I think one area of law that is particularly confusing to employers and employees alike is that of free speech in the workplace. Almost everyone is aware that the First Amendment provides certain protections for speech. For the record, the First Amendment prohibits the government from abridging the freedom of speech. Therefore, the First Amendment does not apply to speech in a private-sector workplace. Of course, that does not mean that certain speech in the private-sector workplace is not protected, nor does it mean that a private-sector employee can anything they would like without consequence. The answer lies somewhere in between.
The National Labor Relations Act has long provided protection to employees to discuss wages, hours and working conditions. Recently the NLRB has extended that protection to discussions on social media sites like Facebook or Twitter. For example, the NLRB has found violations of the NLRA where an employee was fired for criticizing his or her boss on Facebook.
However, the NLRB’s protection does not necessarily extend to an employee posting a rant on his or her social media page, or making derogatory comments about customers on their own. The NLRB, so far, has only protected activity where two or more employees were discussing the workplace. Employee comments on social media that are mere complaints about or general dissatisfaction with the job would not be protected.
Another example of unprotected speech occurred when an employee listed his occupation on LinkedIn as “f*cktard.” Clearly, the employee was not engaging in any discussion of workplace, so he was not under the NLRA’s protection. The NLRA will also not protect patently untrue, egregiously disloyal, threatening or harassing speech.
The NLRB has also made it clear that it will be closely reviewing social media policies for violations of the NLRA. The NLRB indicated that employers should not draft broad social media policies that could prohibit, discourage or chill discussions about wages, hours or working conditions. An appropriate social media policy will specifically discuss the conduct prohibited (e.g. do not discuss trade secrets), specifically inform the employees that they retain their rights under the NLRA and should not use vague terms like “appropriate” or “professional” without providing clear definitions.
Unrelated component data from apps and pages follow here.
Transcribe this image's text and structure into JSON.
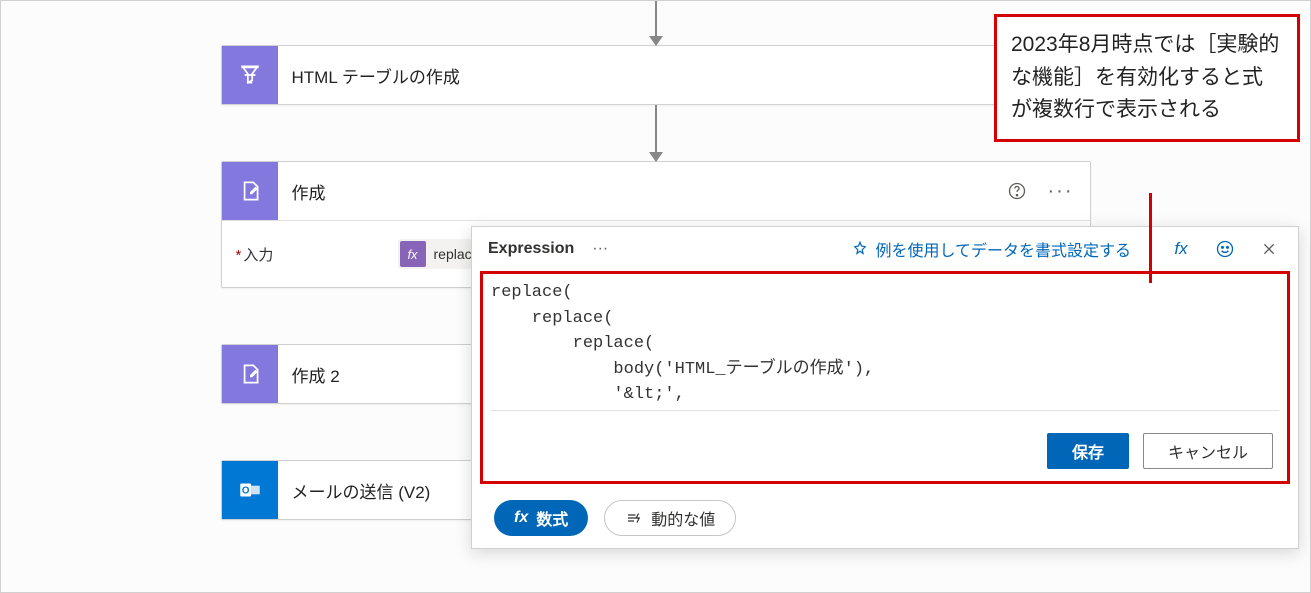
{
  "actions": {
    "html_table": {
      "title": "HTML テーブルの作成"
    },
    "compose": {
      "title": "作成",
      "input_label": "入力",
      "token_text": "replace(...)"
    },
    "compose2": {
      "title": "作成 2"
    },
    "send_mail": {
      "title": "メールの送信 (V2)"
    }
  },
  "callout": {
    "text": "2023年8月時点では［実験的な機能］を有効化すると式が複数行で表示される"
  },
  "popup": {
    "title": "Expression",
    "format_link": "例を使用してデータを書式設定する",
    "code": "replace(\n    replace(\n        replace(\n            body('HTML_テーブルの作成'),\n            '&lt;',",
    "save": "保存",
    "cancel": "キャンセル",
    "tab_formula": "数式",
    "tab_dynamic": "動的な値"
  }
}
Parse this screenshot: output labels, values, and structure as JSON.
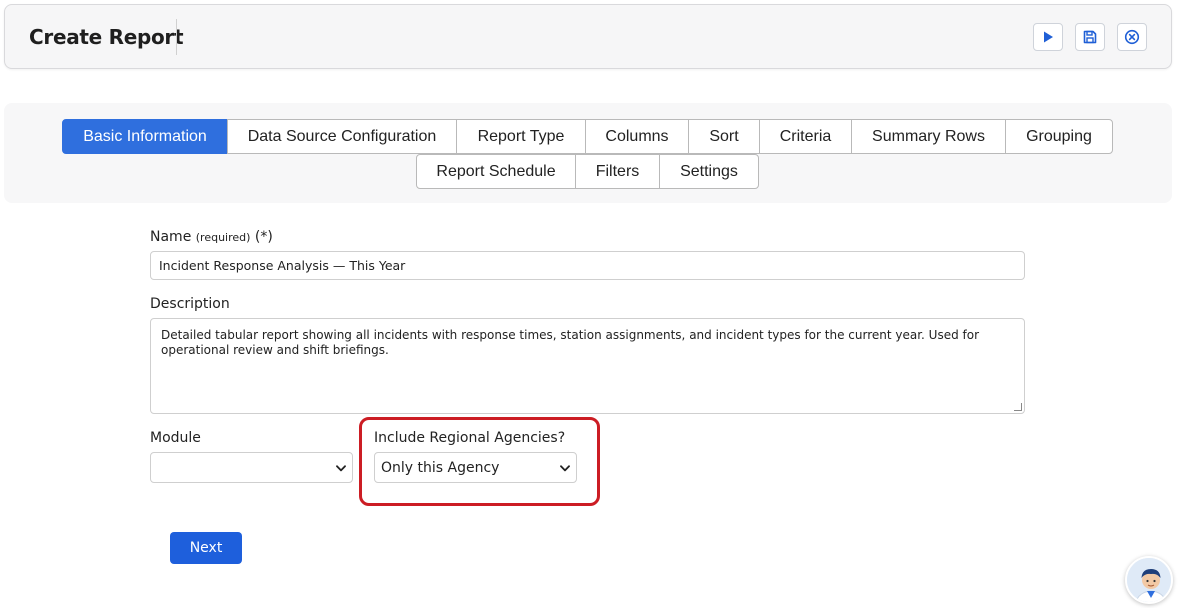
{
  "header": {
    "title": "Create Report",
    "buttons": [
      {
        "name": "run-button",
        "icon": "play-icon"
      },
      {
        "name": "save-button",
        "icon": "floppy-disk-icon"
      },
      {
        "name": "close-button",
        "icon": "close-circle-icon"
      }
    ]
  },
  "tabs": [
    {
      "label": "Basic Information",
      "active": true
    },
    {
      "label": "Data Source Configuration"
    },
    {
      "label": "Report Type"
    },
    {
      "label": "Columns"
    },
    {
      "label": "Sort"
    },
    {
      "label": "Criteria"
    },
    {
      "label": "Summary Rows"
    },
    {
      "label": "Grouping"
    },
    {
      "label": "Report Schedule"
    },
    {
      "label": "Filters"
    },
    {
      "label": "Settings"
    }
  ],
  "form": {
    "name": {
      "label": "Name",
      "required_note": "(required)",
      "asterisk": "(*)",
      "value": "Incident Response Analysis — This Year"
    },
    "description": {
      "label": "Description",
      "value": "Detailed tabular report showing all incidents with response times, station assignments, and incident types for the current year. Used for operational review and shift briefings."
    },
    "module": {
      "label": "Module",
      "value": ""
    },
    "regional": {
      "label": "Include Regional Agencies?",
      "value": "Only this Agency"
    }
  },
  "actions": {
    "next_label": "Next"
  },
  "colors": {
    "accent": "#2f6fde",
    "highlight": "#cc1d24",
    "next_button": "#1e5fdc"
  }
}
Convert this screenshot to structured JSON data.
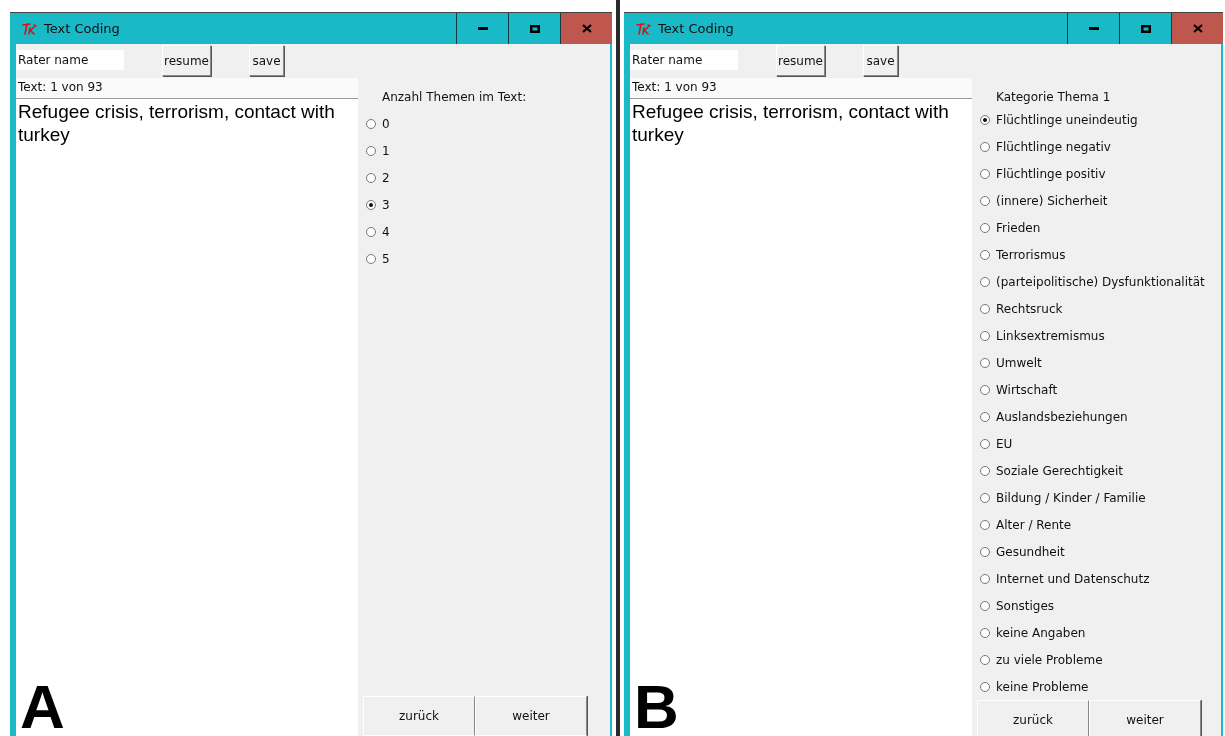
{
  "windows": [
    {
      "panel_label": "A",
      "title": "Text Coding",
      "rater_name": {
        "value": "Rater name"
      },
      "buttons": [
        "resume",
        "save"
      ],
      "text_counter": "Text: 1 von 93",
      "text_content": "Refugee crisis, terrorism, contact with turkey",
      "question": {
        "title": "Anzahl Themen im Text:",
        "options": [
          {
            "label": "0",
            "selected": false
          },
          {
            "label": "1",
            "selected": false
          },
          {
            "label": "2",
            "selected": false
          },
          {
            "label": "3",
            "selected": true
          },
          {
            "label": "4",
            "selected": false
          },
          {
            "label": "5",
            "selected": false
          }
        ]
      },
      "nav_buttons": [
        "zurück",
        "weiter"
      ]
    },
    {
      "panel_label": "B",
      "title": "Text Coding",
      "rater_name": {
        "value": "Rater name"
      },
      "buttons": [
        "resume",
        "save"
      ],
      "text_counter": "Text: 1 von 93",
      "text_content": "Refugee crisis, terrorism, contact with turkey",
      "question": {
        "title": "Kategorie Thema 1",
        "options": [
          {
            "label": "Flüchtlinge uneindeutig",
            "selected": true
          },
          {
            "label": "Flüchtlinge negativ",
            "selected": false
          },
          {
            "label": "Flüchtlinge positiv",
            "selected": false
          },
          {
            "label": "(innere) Sicherheit",
            "selected": false
          },
          {
            "label": "Frieden",
            "selected": false
          },
          {
            "label": "Terrorismus",
            "selected": false
          },
          {
            "label": "(parteipolitische) Dysfunktionalität",
            "selected": false
          },
          {
            "label": "Rechtsruck",
            "selected": false
          },
          {
            "label": "Linksextremismus",
            "selected": false
          },
          {
            "label": "Umwelt",
            "selected": false
          },
          {
            "label": "Wirtschaft",
            "selected": false
          },
          {
            "label": "Auslandsbeziehungen",
            "selected": false
          },
          {
            "label": "EU",
            "selected": false
          },
          {
            "label": "Soziale Gerechtigkeit",
            "selected": false
          },
          {
            "label": "Bildung / Kinder / Familie",
            "selected": false
          },
          {
            "label": "Alter / Rente",
            "selected": false
          },
          {
            "label": "Gesundheit",
            "selected": false
          },
          {
            "label": "Internet und Datenschutz",
            "selected": false
          },
          {
            "label": "Sonstiges",
            "selected": false
          },
          {
            "label": "keine Angaben",
            "selected": false
          },
          {
            "label": "zu viele Probleme",
            "selected": false
          },
          {
            "label": "keine Probleme",
            "selected": false
          }
        ]
      },
      "nav_buttons": [
        "zurück",
        "weiter"
      ]
    }
  ]
}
The NLRB has a great deal to say about employee conduct and social media policies (which I plant to discuss in a future post), and any social media policy should be discussed with legal counsel before implementation.